_Task requirements_
Lines with "replies": please show every one of them from the listing below.

════════════════════

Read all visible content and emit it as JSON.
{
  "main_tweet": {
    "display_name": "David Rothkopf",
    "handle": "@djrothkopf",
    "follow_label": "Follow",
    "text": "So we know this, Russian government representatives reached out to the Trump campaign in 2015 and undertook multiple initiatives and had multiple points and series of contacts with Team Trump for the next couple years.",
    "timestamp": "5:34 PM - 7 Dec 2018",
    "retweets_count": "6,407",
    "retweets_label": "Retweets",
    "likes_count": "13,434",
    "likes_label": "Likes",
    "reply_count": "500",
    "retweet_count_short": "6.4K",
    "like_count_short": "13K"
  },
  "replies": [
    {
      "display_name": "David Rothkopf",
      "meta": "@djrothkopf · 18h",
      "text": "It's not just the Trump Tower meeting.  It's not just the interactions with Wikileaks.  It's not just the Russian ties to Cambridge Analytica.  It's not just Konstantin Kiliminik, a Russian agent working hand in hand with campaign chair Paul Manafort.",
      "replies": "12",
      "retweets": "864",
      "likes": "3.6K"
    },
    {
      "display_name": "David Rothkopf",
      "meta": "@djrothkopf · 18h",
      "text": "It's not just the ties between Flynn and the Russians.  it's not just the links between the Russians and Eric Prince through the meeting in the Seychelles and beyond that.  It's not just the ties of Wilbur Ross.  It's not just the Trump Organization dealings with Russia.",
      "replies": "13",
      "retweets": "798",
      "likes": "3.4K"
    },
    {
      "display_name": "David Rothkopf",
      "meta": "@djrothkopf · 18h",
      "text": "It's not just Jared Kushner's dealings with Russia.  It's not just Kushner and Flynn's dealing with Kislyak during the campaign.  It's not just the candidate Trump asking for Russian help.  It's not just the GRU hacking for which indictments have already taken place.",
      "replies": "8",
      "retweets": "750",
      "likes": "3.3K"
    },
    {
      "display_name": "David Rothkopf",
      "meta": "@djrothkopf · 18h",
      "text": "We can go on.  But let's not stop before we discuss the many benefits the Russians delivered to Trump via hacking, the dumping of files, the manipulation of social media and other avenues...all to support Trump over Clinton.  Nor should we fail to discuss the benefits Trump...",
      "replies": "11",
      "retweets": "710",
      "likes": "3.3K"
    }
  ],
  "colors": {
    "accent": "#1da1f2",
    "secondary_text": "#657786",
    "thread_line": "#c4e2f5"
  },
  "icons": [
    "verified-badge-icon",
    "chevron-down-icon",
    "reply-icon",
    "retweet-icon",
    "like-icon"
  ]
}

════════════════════

_Solution to this exercise_
  "replies": [
      "replies": "12",
      "replies": "13",
      "replies": "8",
      "replies": "11",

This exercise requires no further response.